As the minister will realize, Canada has the longest coast line of any country in the world. Not only has it coast line on both oceans but it has it on the great inland waters. Only today I pick up the Globe and'Mail and I read this headline:
Gale Sinks Ore Ship, Fear 16 of 31 Lost.
The thing that I draw to your attention is this:
Compiling its report from radio messages, the Grand Marais coastguard station-
Meaning the Americans.
-said 15 crew members had been rescued and 8 bodies found.
Then further down we read:
Radio reports intercepted by Grand Marais coastguard station. . . .
The coastguard at Cleveland reported . . .
As a new Canadian, if you will, but as a person who has lived on the sea and close to the sea all his life, the thing I object to is this lack of a coastguard. Canada should be big enough and proud enough now to have its own coastguard. It is all very well to say-I have discussed this matter with various members of the minister's staff and this is the story that I get-"Oh, we cannot afford it; it is too costly to have a coastguard." To my way of thinking that is absolute nonsense. It would be much cheaper to have a coastguard and certainly it would be much more in keeping with the pride that Canada should have in herself in these days.
All I wish to say, Mr. Chairman, is this in conclusion. We are proud of the search and rescue service. A few days ago I paid a tribute to the search and rescue unit stationed at Torbay, Newfoundland. The chief pilot of the Newfoundland unit is Flight Lieutenant Carl Ensom of Toronto. He is doing work that is wonderful, and he has done a creditable job right through the piece. But Canada should have a coastguard. With all due respect to the minister, may I say that in the United States-and I am not going into the matter further-in war the coastguard is with the navy and in peace it is with the treasury. In Canada I think it should be under the Minister of Transport. I believe that we should have a coastguard.

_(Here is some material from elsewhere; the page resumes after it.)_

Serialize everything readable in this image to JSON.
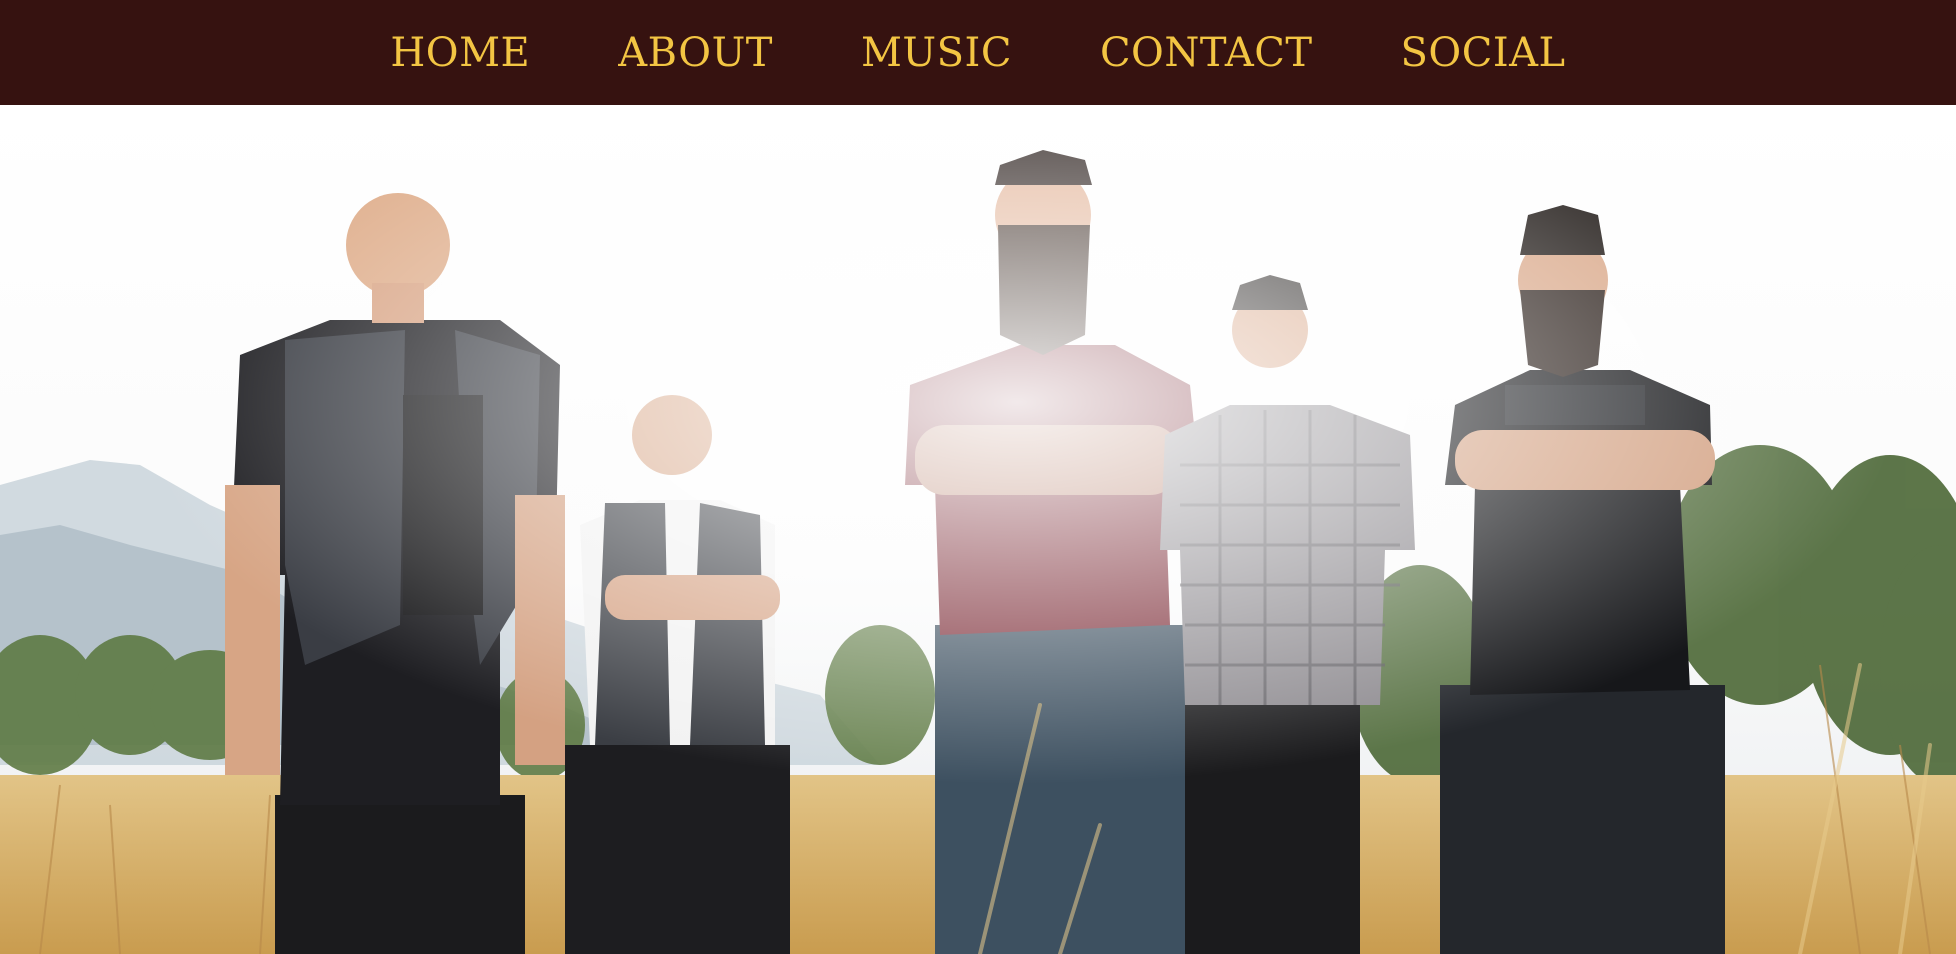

Topic: CIVIL AVIATION
Subtopic: INQUIRY AS TO NEW COMMERCIAL ROUTES IN UNITED STATES